About this exercise » Show, from the entries below, every line in which "data" appears.

Given entries »
########

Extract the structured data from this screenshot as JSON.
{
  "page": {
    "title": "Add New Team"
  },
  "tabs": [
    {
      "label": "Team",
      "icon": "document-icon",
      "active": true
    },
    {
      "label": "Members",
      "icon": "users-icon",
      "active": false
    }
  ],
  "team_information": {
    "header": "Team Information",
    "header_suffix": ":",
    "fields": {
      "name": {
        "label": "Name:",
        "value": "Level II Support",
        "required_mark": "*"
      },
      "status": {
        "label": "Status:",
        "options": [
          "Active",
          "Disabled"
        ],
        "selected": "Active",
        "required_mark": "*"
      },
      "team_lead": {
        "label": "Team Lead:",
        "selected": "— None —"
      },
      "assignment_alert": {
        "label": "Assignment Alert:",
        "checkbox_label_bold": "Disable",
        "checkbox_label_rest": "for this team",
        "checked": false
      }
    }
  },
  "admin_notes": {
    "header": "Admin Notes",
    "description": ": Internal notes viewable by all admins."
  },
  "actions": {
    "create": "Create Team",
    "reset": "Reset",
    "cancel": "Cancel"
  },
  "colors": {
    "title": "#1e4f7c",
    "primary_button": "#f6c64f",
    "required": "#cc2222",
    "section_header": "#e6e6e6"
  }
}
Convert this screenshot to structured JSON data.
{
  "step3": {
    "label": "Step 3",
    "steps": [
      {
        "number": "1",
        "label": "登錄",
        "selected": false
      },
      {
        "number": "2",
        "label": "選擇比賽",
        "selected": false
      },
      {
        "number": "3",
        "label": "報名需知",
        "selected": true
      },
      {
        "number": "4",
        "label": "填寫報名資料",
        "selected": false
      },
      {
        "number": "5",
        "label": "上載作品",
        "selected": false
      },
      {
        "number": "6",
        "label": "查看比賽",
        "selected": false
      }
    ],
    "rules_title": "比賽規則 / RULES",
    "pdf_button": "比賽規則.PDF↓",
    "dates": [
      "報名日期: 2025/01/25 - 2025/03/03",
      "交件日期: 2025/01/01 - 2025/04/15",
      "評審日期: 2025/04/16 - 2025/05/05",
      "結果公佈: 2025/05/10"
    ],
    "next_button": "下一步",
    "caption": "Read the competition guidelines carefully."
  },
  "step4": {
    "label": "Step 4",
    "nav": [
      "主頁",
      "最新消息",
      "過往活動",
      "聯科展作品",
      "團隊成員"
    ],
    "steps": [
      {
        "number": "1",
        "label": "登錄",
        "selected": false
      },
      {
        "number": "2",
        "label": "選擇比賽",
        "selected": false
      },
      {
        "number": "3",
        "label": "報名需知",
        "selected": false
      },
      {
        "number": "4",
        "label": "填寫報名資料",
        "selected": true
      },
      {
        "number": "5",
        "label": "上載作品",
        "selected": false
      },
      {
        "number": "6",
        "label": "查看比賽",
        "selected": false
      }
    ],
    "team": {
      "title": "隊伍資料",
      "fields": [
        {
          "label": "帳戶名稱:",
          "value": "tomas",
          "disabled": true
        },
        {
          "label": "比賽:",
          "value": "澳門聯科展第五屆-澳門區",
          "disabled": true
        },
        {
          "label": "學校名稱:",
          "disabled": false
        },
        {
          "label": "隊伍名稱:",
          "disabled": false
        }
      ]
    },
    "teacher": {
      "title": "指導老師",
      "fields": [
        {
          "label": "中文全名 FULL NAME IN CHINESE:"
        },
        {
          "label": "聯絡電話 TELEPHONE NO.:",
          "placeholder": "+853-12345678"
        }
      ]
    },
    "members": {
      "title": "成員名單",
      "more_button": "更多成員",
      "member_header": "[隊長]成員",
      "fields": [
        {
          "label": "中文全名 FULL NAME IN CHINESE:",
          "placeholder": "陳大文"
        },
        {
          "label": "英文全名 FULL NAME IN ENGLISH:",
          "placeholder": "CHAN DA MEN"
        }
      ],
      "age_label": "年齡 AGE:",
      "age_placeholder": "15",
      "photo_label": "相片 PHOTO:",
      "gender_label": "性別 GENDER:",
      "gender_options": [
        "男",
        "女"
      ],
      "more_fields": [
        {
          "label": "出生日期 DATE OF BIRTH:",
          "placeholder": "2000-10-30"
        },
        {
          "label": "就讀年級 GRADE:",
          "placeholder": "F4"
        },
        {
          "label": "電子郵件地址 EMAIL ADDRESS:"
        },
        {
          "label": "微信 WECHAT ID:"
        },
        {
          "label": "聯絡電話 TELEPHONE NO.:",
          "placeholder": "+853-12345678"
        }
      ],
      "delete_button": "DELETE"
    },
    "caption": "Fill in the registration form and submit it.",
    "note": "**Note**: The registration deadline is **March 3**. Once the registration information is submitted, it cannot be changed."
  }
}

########

Task output »
Extract the structured data from this screenshot as JSON.
Convert this screenshot to structured JSON data.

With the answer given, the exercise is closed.